After we arrived at the cabin, knackered, with gear uncompressed, and sprawled out to dry, I reignited the troops’ enthusiasm as I lit the woodstove, “I hear the lodge has inner tubes and a sledding hill!”
That seemed to do the trick, as the following morning the kids were up before we were. Boots on, skis on, they had already stomped out a mini-lopett on the groomed corduroy looping in front of the cabin.
The mid-morning sun had softened the trail surface, causing my wife’s bike to scooby-doo in place. “Pull over, let’s let some air out,” I encouraged.
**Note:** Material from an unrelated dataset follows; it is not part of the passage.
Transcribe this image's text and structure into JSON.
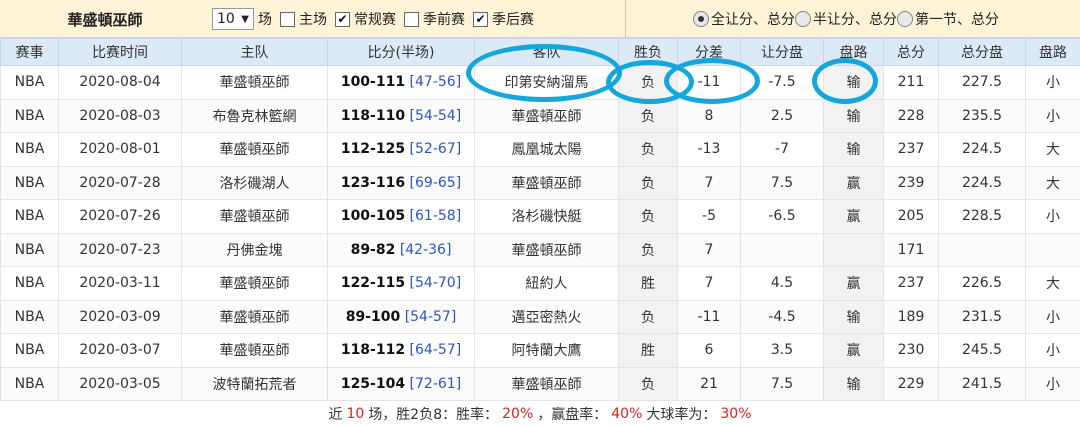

A more experienced rider once told me that reducing the tire pressure widens the tire footprint, buying you more traction. The tires squished under her weight as she saddled back up. She steadily pedaled down the trail with a smile.
After a day of exploring trails and hauling tubes up the bunny slope, the kids’ energy was successfully sapped. To refuel, we hopped in the car and made the short drive to Lake Fork and the Two Sisters Deli and Store. The Deli sports an unexpected yet fantastic selection of wine, spirits and fresh cut meats. We settled on a platter of twice-baked macaroni and cheese and stole a peek at the curation of quilts on display upstairs.
Recharged, the kids were once again ready to tackle the climb back to the cabin. Well…sort of… As a “just-in-case” measure, I had strapped the pair of sled poles to my pack, ready to convert dad into an uphill ski-towing machine. My daughter caught wind of the idea and readily hooked into the rig to experience first hand the joys of bike-skijoring.
After another toasty night and a final meal at the cabin, we packed up and were ready to make our final trip down to the car. What took us an hour to climb the night before, rolled quickly over a fresh top coat of snow. We were back at the car in 20 minutes.
Our trip nearly over, I pulled up on the handlebars and pressed on the pedal to pop the bike up into a wheelie … if only for a few pedal strokes … but still gleefully happy as that boy on his first bike.
Experience It For Yourself
For its second year, the Bogus Basin Nordic Center has opened 4 km of trails to fat bikes, including the Nordic Highway and Sapper’s Return. Monday – Friday: All day. Saturday – Sunday: 2PM to close. $10/day or a valid Nordic/ski pass.
Bigwoods Sports Park allows fat bikes on the dog and boundary loop of the winter golf course.
Durrance Demo Loop offers 7 km of groomed trail on the narrow slip of land starting out of the Sawtooth National Recreation Area headquarters lot, 5 miles north of Ketchum. A pass will run you $17 a day ($45 for a 3-day pass), but is good at all Sun Valley Nordic ski trails.
The Wood River Trail is the 20-mile bike path that meanders from just north of Ketchum, southward to Bellevue and is open to riders free of charge.
7 miles before McCall, Jug Mountain Ranch offers 25 km of groomed trails, with dedicated uphill and downhill routes. 10 AM – 3 PM, Monday – Sunday. $10/day.
Harriman State Park in Island Park grooms 24 miles its Nordic trail for fat bikes. $5 per motor vehicle; $5 trail day pass to cover the cost of grooming.
Grand Targhee has 15 km of groomed trail and 7 miles of single track open to fat bikes. Riders are asked to let the trails “set” until 10 AM. Nordic pass: $10.
Where to rent
Meridian Cycles. $50 per day.
Jug Mountain Ranch. $45 for ½ day; $60 for a full day. Cabin rentals can be found here, too.
Gravity Sports. $40 for ½ day; $45 for full day; $50 for 24 hours
Elephant’s Perch. $35 for ½ day; $45 for a full day
Fitzgerald’s Bikes. $40 per weekday; $50 per day on Saturday and Sundays.
All photos, including feature image, are credited to Steve Graepel.
Artist, writer, adventurer, father of two, Steve Graepel is in constant pursuit of the balanced life. Living in Idaho, he can pursue it with gusto. Steve’s work has appeared in National Geographic Adventure, Patagonia’s The Cleanest Line and Gearjunkie.com.
Steve and his wife Kelly live in Boise, Idaho with their two children, Chloe and Ethan.
Published on March 14, 2017